**What you will do:**
Scan the records for the word "heading". Copy each line that includes it.

[[ Dataset excerpts, beginning ]]

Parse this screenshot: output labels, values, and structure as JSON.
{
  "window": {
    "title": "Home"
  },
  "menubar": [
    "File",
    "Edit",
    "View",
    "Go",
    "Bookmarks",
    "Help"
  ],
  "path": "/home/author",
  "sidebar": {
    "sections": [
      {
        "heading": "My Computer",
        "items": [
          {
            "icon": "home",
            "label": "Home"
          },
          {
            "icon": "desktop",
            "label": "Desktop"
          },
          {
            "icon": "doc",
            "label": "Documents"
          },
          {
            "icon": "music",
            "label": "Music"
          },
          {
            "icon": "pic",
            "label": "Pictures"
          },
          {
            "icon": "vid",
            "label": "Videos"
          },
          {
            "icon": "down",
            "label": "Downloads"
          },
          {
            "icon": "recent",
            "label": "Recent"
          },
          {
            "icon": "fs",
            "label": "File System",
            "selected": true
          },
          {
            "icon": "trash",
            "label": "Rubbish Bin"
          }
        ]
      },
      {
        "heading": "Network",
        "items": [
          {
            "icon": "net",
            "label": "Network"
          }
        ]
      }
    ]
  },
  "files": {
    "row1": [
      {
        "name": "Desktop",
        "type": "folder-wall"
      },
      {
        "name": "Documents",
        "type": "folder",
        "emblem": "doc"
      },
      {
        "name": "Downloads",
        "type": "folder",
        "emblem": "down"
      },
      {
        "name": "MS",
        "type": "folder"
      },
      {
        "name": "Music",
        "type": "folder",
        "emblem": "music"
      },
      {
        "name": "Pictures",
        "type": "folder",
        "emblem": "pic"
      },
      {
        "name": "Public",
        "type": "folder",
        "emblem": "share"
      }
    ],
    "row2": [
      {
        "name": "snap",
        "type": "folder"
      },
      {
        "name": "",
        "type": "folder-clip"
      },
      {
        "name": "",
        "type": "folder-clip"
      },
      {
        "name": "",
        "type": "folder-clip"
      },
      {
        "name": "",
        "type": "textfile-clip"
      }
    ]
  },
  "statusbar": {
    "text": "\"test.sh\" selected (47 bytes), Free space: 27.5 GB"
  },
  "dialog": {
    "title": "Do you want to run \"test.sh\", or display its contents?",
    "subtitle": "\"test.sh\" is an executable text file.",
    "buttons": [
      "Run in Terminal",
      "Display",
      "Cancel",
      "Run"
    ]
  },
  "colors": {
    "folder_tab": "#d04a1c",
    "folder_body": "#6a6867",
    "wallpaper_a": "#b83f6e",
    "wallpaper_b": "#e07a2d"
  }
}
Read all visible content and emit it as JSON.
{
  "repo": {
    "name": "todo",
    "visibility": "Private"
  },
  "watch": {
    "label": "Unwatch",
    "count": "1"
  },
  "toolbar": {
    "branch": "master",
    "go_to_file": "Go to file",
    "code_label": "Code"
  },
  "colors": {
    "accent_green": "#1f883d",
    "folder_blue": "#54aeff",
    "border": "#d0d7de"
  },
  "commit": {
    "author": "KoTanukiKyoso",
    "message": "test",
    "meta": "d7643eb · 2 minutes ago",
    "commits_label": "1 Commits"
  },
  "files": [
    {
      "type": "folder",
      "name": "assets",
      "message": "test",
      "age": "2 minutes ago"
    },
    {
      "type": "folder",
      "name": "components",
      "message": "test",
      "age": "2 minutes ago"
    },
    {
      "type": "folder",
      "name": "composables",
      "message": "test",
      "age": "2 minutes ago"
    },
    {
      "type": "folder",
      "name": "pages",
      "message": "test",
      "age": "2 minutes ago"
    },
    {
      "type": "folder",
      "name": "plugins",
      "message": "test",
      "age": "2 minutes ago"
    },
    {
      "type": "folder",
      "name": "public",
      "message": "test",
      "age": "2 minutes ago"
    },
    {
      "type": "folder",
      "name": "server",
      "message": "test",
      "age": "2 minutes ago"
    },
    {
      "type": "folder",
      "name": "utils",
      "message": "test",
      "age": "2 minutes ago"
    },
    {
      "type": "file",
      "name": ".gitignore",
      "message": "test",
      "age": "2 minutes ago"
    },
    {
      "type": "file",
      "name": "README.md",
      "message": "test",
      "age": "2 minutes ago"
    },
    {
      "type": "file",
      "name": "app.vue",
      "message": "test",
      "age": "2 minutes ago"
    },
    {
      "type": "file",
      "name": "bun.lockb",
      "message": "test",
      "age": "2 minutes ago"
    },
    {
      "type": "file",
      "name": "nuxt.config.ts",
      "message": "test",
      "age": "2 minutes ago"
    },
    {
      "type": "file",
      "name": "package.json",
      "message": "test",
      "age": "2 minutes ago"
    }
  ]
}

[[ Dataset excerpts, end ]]

**Task result:**
        "heading": "My Computer",
        "heading": "Network",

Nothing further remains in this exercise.